When people you greatly admire appear to be thinking deep thoughts, they probably are thinking about lunch.
Rules for driving in New York:
  1. Anything done while honking your horn is legal.
  2. You may park anywhere if you turn your four-way flashers on.
  3. A red light means the next six cars may go through the intersection.
Sattinger's Law:
It works better if you plug it in.
Seleznick's Theory of Holistic Medicine:
Ice cream cures all ills.
Slick's Three Laws of the Universe:
  1. Nothing in the known universe travels faster than a bad check.
  2. A quarter-ounce of chocolate = four pounds of fat.
  3. There are two types of dirt: the dark kind, which is attracted to light objects, and the light kind, which is attracted to dark objects.
Spark's Sixth Rule for Managers:
If a subordinate asks you a pertinent question, look at him as if he had lost his senses. When he looks down, paraphrase the question back at him.
Speer's 1st Law of Proofreading:
The visibility of an error is inversely proportional to the number of times you have looked at it.
Steele's Plagiarism of Somebody Else's Philosophy:
Everybody should believe in something -- I believe I'll have another drink.
Steinbach's Guideline for Systems Programming:
Never test for an error condition you don't know how to handle.
Swipple's Rule of Order:
He who shouts the loudest has the floor.
The Fifth Rule:
You have taken yourself too seriously.
The Heineken Uncertainty Principle:
You can never be sure how many beers you had last night.
The Sixth Commandment of Frisbee:
The greatest single aid to distance is for the disc to be going in a direction you did not want. (Goes the wrong way = Goes a long way.)
The Third Law of Photography:
If you did manage to get any good shots, they will be ruined when someone inadvertently opens the darkroom door and all of the dark leaks out.
The Three Laws of Thermodynamics:
  1. You can't get anything without working for it.
  2. The most you can accomplish by working is to break even.
  3. You can only break even at absolute zero.
Tussman's Law:
Nothing is as inevitable as a mistake whose time has come.
Uncle Ed's Rule of Thumb:
Never use your thumb for a rule.
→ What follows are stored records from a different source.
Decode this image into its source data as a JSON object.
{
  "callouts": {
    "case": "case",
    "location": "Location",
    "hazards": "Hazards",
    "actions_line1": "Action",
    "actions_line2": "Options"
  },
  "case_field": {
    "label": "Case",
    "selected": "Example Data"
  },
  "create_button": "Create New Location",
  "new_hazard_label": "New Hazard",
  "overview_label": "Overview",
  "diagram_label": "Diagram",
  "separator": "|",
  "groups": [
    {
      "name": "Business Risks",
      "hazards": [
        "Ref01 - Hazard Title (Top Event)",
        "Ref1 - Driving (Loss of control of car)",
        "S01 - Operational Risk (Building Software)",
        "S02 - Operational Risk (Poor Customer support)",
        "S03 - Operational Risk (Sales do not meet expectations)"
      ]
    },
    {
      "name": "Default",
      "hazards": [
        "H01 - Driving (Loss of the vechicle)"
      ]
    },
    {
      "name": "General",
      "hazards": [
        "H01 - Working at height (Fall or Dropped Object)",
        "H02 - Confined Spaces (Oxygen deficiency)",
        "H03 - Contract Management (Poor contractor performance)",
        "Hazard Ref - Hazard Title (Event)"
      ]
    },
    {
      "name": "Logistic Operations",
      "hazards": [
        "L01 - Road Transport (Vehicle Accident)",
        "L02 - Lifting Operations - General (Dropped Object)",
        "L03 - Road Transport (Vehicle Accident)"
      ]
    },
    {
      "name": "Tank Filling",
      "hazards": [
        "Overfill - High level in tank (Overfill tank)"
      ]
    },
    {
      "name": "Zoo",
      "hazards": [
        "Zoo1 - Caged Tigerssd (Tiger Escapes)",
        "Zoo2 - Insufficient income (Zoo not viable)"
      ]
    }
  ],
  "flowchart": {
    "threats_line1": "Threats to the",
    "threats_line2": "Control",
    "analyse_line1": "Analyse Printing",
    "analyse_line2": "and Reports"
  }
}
You'll either hit it with a hammer or get a splinter in it.
Vail's Second Axiom:
The amount of work to be done increases in proportion to the amount of work already completed.
Velilind's Laws of Experimentation:
  1. If reproducibility may be a problem, conduct the test only once.
  2. If a straight line fit is required, obtain only two data points.
Weiler's Law:
Nothing is impossible for the man who doesn't have to do it himself.
Weinberg's First Law:
Progress is made on alternate Fridays.
Weinberg's Principle:
An expert is a person who avoids the small errors while sweeping on to the grand fallacy.
Weinberg's Second Law:
If builders built buildings the way programmers wrote programs, then the first woodpecker that came along would destroy civilization.
Westheimer's Discovery:
A couple of months in the laboratory can frequently save a couple of hours in the library.
Wethern's Law:
Assumption is the mother of all screw-ups.
Williams and Holland's Law:
If enough data is collected, anything may be proven by statistical methods.
Zymurgy's Law of Volunteer Labor:
People are always available for work in the past tense.